I often mention my First Rule of TV Programming: Every channel, no matter what its original topic or theme, becomes like every other channel. SyFy adds pro wrestling. MTV turns away from music. GSN picks up reality shows. Et cetera. If the Chess Channel launched today, two years later it would carry sitcoms. (The only exception to this rule is Turner Classic Movies. Please don’t ever change, TCM.)
It looks like I’ll need to add a corollary to that rule: Every over-the-top multichannel video programming distributor (MVPD) will become like every other MVPD. First KlowdTV started with a quirky set of channels then morphed under new management to embrace conservative news networks. Now fuboTV has announced that its soccer-centric offerings, starting at $10/month, will give way to a broad set of national channels that will cost over three times as much.
As it exists in 2016, fuboTV makes a great OTT supplement to free broadcast TV for soccer fans, even moreso for Spanish-language soccer fans. (Quick disclaimer: fuboTV advertises on FreeTVBlog and its sister web sites, but I pay for my own subscription.) The current base package includes beIN Sports, One World Sports, Univision Desportes and a half dozen interesting channels for that $9.95 base price. Gol TV and TyC Sports are part of a $4 add-on package. I can’t imagine a better solution for the soccer fan on a budget.

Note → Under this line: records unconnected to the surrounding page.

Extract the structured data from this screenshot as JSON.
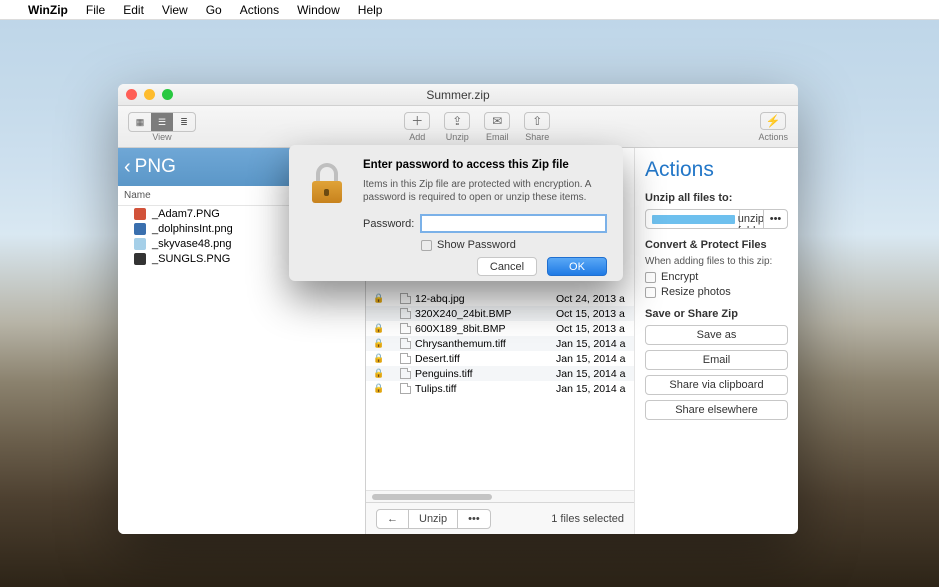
{
  "menubar": {
    "app": "WinZip",
    "items": [
      "File",
      "Edit",
      "View",
      "Go",
      "Actions",
      "Window",
      "Help"
    ]
  },
  "window": {
    "title": "Summer.zip",
    "toolbar": {
      "view_label": "View",
      "add": "Add",
      "unzip": "Unzip",
      "email": "Email",
      "share": "Share",
      "actions": "Actions"
    }
  },
  "sidebar": {
    "breadcrumb": "PNG",
    "header": "Name",
    "items": [
      {
        "label": "_Adam7.PNG"
      },
      {
        "label": "_dolphinsInt.png"
      },
      {
        "label": "_skyvase48.png"
      },
      {
        "label": "_SUNGLS.PNG"
      }
    ]
  },
  "center": {
    "rows": [
      {
        "locked": true,
        "name": "12-abq.jpg",
        "date": "Oct 24, 2013 a"
      },
      {
        "locked": false,
        "name": "320X240_24bit.BMP",
        "date": "Oct 15, 2013 a"
      },
      {
        "locked": true,
        "name": "600X189_8bit.BMP",
        "date": "Oct 15, 2013 a"
      },
      {
        "locked": true,
        "name": "Chrysanthemum.tiff",
        "date": "Jan 15, 2014 a"
      },
      {
        "locked": true,
        "name": "Desert.tiff",
        "date": "Jan 15, 2014 a"
      },
      {
        "locked": true,
        "name": "Penguins.tiff",
        "date": "Jan 15, 2014 a"
      },
      {
        "locked": true,
        "name": "Tulips.tiff",
        "date": "Jan 15, 2014 a"
      }
    ]
  },
  "bottom": {
    "unzip_label": "Unzip",
    "status": "1 files selected"
  },
  "right": {
    "heading": "Actions",
    "unzip_to_label": "Unzip all files to:",
    "last_folder": "Last unzip folder",
    "convert_label": "Convert & Protect Files",
    "convert_hint": "When adding files to this zip:",
    "encrypt": "Encrypt",
    "resize": "Resize photos",
    "save_label": "Save or Share Zip",
    "save_as": "Save as",
    "email": "Email",
    "share_clip": "Share via clipboard",
    "share_else": "Share elsewhere"
  },
  "dialog": {
    "title": "Enter password to access this Zip file",
    "desc": "Items in this Zip file are protected with encryption. A password is required to open or unzip these items.",
    "password_label": "Password:",
    "show_password": "Show Password",
    "cancel": "Cancel",
    "ok": "OK"
  }
}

Yesterday, fuboTV announced that it will offer over 30 general interest channels plus plenty of sports for an introductory price of $34.95/month. That will go up to $50/month “in about 12 months” according to an article in Multichannel News. There’s still an emphasis on sports, but it’s hard to tell how it’s much different from DirecTV Now except for fewer channels and a lot less marketing clout. The 2017 fuboTV is also a close match to Sling TV Blue plus Sports Extra, a combination that’s also $35/month, again without the visibility of a top-five MVPD.
David Gandler, fuboTV’s CEO and co-founder, told Multichannel News that his current audience is 55% Hispanic, and that his new service will find a different audience than his cable-substitute OTT competitors. “There will be a learning curve over the next 24 to 36 months as we get a sense of who are customers are,” Gandler said.
According to that article, “fuboTV plans to sunset its current $9.99 per month service and incent current subscribers in the coming weeks and months to sign up for the new, fuller version of fuboTV.” I reached out for clarification, and was told via email that “All legacy plans will remain. However, you will not be able to sign up for a new one once the new product launches.”
The take-home message here is that if fuboTV sounds at all interesting to you, now is the time to subscribe to the basic service while it’s still around. You can watch on your phone, your tablet, and most TV streaming devices such as Roku and Apple TV. There’s no contract or long-term commitment, and there’s a 24-hour free trial. fuboTV includes a cloud-based DVR for time-shifting live matches from other lands or any other show you want to watch later. If we subscribers are going to get incentives to upgrade next year, that might be worth something too. I’m not being too selfish when I suggest that you really should check it out!